With an iron sceptre You will break them,
shatter them like so many pots.'
We see first that God's sanctuary in heaven is opened at the blowing of the trumpet, and amidst peals of thunder, violent earthquakes, and hail, the long-lost Ark of the Covenant is seen there in heaven. And as St. John focuses on that holiest of artifacts, lost for centuries, he realises that it is not the gold-plated wooden reliquary, but rather, it is a Woman, magnificently clothed with the sun, standing on the moon, and crowned with twelve stars. This Woman is the Ark of the New Covenant, and here St. John gives us the most definitive statement of that fact, which has itself been the recurring theme of these meditations.
Mary, our New Ark of the Covenant, is also our Holy Queen, as we see from John's description. She is arrayed in splendour and crowned with stars! St. John describes her as labouring to give birth to the Messiah, and here is a mystery. How is Mary, gloriously present in Heaven, depicted as giving birth to Jesus--something that clearly happened on earth? We must remember the symbolic nature of Revelation. Unlike his Gospel, John's Revelation is not a chronological account, but a peek behind the veil into spiritual realities. In fact, if anything, time seems to flow backwards in John's reckoning. He begins with a vision of a glorified Jesus (ch 1), then sees Him as the Lamb who was slain, present before the Altar of Heaven (ch 5). Later, he sees Jesus as the Child (ch 12), but then a chapter later describes Him as the Lamb slain from before time began (13:8)! Finally, John bookends his vision with Christ as a glorified King as in chapter 1 (ch 19 ff). Thus, Mary's appearance with Jesus as a child in heaven is not taken as a literal chronology. Rather, while it refers to the literal event of Christmas, it reveals to us that just as Jesus is eternally presenting His sacrifice to the Father on Heaven's Altar (Rev 5:6), so Mary is perpetually, spiritually, causing Jesus to be born in us.

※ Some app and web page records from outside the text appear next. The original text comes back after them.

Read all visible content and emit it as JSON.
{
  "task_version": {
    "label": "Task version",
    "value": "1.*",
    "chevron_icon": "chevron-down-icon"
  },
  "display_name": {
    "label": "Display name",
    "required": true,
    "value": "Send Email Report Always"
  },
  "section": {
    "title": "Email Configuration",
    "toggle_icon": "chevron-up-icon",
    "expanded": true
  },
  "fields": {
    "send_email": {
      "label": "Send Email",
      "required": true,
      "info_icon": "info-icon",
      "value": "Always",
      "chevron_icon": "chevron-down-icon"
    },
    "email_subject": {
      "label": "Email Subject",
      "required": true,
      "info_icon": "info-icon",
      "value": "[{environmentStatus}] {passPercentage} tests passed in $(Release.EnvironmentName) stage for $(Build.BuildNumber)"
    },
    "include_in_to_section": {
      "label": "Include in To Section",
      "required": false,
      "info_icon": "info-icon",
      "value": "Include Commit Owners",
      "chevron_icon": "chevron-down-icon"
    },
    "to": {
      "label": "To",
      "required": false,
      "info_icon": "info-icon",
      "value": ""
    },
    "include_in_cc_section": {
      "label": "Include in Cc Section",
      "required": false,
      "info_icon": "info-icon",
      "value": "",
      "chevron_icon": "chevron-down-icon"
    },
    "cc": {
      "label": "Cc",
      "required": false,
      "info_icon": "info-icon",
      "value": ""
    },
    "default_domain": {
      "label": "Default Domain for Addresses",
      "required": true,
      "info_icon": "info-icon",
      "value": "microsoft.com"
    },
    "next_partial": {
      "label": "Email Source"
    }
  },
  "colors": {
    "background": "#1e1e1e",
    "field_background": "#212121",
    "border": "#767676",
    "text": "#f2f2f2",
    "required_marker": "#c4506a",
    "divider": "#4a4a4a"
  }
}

This is what Satan cannot abide, and so he stands ready to devour the Child as soon as He is born, just as in Jesus' parable of the sower, the birds snatch the grain of God's Word up from the worn path of a hardened heart. But Satan has no power over the child, who is caught up to God and to His throne. He has no power over Mary, either, for she has been conceived without the stain of sin, and is able to flee the dragon. And so Michael, heaven's champion, wars with the dragon and thrusts him down to earth.

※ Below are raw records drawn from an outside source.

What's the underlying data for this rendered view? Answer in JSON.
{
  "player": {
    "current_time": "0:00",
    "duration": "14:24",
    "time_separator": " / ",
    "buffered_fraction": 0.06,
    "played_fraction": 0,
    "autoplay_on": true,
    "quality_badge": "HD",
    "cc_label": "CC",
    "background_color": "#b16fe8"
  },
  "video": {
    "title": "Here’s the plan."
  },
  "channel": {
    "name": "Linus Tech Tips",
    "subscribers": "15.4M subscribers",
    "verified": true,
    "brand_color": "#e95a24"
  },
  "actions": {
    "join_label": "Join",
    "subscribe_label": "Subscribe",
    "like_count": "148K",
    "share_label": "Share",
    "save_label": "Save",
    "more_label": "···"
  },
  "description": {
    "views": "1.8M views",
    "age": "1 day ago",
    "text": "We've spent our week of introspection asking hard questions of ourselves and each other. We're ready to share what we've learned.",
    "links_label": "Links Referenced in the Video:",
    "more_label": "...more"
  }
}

St. John makes sure that, in this scene, we recognise the parallel to the Fall of Man in Genesis 3--and particularly to the promise of redemption in verse 15. Where Satan was able to bring about Adam and Eve's fall into sin, Jesus and Mary recapitulate the Fall. God had promised, "I shall put enmity between you and the woman, and between your offspring and hers; he will bruise your head and you will strike his heel" (Gen 3:15). It is here, I find, that we see the reason why John repeatedly refers to Mary as "Woman", both in Revelation and throughout his Gospel (cf John 2:4; 19:26). He makes it clear that she is the Woman with whom the Serpent has been put in enmity. She is the New Eve, whose Child will crush Satan's head, while Satan will bruise His heel--which was ultimately fulfilled in the Crucifixion and Resurrection.
Unable to triumph over Our Lord and Lady, Satan sets his sights on Mary's other offspring, lest they too should crush his head with Jesus. So, knowing that his time is short, he turns to ravage those "who obey God's commandments and have in themselves the witness of Jesus" (Rev 12:17). Here again is a mystery--and a great and wonderful hope! We, who follow God and testify to Jesus--who are adopted sons and daughters of the Father and the younger brothers and sisters of Christ--have been given His Mother as our Mother as well, just as He gave Mary to St. John at the foot of the Cross. Thus, despite Satan's best efforts and most violent ragings, if we stay close to our Mother, she will continue to birth Christ in us, and while Satan may strike at our heels, Jesus living in us will ultimately and finally crush the head of the serpent!
Mother Mary, our Heavenly Queen, we ask for your protection. Cover us under your mantle, and continue to form in us the image of your Son. Amen.
(Category: Catholic Devotions: The Rosary.)